McGinnis says it feels good to be living in a home that's not emitting the volume of greenhouse gasses of the typical household, particularly given that the air quality in the valley in which they live is known to suffer. "One thing we'd like people to take away from the tour is that people do have choices. We built this home ourselves. Initiatives like the National Solar Tour demonstrate that people don't have to get huge loans to build the house of their dreams. If they consult books and experts, they can build homes fairly inexpensively and get exactly what they want."
A Very Modern One-Room Schoolhouse
When a raging fire devastated a Columbia, Mo., elementary school trailer, its students had nowhere to turn. The ABCs of recovery for this demoralized population started with an Architect with knowledge in sustainability -- and an interest in sharing it. The architect, Nick Peckham of Peckham and Wright Architects, saw designing a traditional one-room schoolhouse using today's efficient green building standards as the perfect way to pay homage to the community that had sustained his career for 30 years, while inspiring future generations with his sustainability insights. He rallied local Businesses from around the county to donate the majority of materials -- and labor -- to build this exciting new learning center, which would cost about $250,000. And then he engaged the Community to support the effort. Insurance proceeds for the dilapidated trailer would amount to a mere $30,000 -- a fraction of the cost to rebuild. This broad-brush community effort transformed a local tragedy into an inspirational national treasure. Today, Missouri's Eco-Schoolhouse serves as a vibrant educational beacon for the students it serves and a model of what learning the ABCs can do for districts across the nation.

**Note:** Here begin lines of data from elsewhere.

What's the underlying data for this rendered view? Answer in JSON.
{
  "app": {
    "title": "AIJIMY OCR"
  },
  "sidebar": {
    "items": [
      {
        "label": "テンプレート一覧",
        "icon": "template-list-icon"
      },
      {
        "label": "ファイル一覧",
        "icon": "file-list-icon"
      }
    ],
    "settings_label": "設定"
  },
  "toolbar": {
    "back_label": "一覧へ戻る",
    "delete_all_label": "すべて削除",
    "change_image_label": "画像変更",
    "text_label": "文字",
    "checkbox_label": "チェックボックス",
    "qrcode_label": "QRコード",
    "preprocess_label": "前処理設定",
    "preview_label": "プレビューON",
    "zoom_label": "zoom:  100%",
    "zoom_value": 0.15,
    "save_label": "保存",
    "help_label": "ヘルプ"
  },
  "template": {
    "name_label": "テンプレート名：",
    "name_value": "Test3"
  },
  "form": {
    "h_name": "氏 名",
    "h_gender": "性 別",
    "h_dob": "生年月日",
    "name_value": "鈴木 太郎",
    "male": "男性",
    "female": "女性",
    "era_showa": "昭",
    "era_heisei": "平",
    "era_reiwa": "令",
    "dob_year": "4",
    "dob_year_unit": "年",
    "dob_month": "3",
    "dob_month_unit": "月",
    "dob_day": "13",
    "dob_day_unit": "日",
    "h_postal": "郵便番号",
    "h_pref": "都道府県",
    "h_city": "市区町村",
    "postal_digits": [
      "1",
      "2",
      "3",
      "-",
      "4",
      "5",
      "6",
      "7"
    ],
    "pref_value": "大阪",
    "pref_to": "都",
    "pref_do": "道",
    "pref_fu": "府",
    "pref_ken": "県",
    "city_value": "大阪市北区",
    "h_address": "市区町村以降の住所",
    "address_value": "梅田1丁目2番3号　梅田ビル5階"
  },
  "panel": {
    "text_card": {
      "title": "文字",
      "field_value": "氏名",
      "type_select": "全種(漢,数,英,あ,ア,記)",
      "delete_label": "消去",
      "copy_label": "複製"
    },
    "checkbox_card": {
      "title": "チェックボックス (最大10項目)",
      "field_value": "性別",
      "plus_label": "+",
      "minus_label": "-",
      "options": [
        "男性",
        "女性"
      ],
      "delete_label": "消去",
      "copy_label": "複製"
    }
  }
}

Here's what makes it so efficient: Structural insulated panels were used to create a very tight building envelope, which minimizes the energy required to heat and cool the building. Nearly 97% of the construction waste from this project was recycled. Stormwater runoff from the roof is captured in rain barrels, which is then used to water the landscape of native Missouri plants. And compost bins stand at the ready to devour cafeteria debris.
The ceiling is populated with reflective solar "sun tunnels" to reflect natural daylight (passive solar), and the lighting is supplemented with high-efficiency florescent fixtures, each of which can be independently controlled. The building's prescription for energy efficiency allows the 10 rooftop solar photovoltaic panels on the roof to meet nearly all the schoolhouse's energy demands. On most days, the 2.2-kW system produces enough energy to supply all of the Eco-Schoolhouse's needs. The system is tied into the grid, so at night or on dark, cloudy days, electricity can be pulled from the grid like any other building; conversely, on sunny days, excess electricity flows back onto the grid for use by other buildings.
The structure has earned LEED-Platinum certification, the pinnacle of building efficiency. The obstacles overcome -- and the milestones achieved -- in this community endeavor make for one Grade A lesson plan.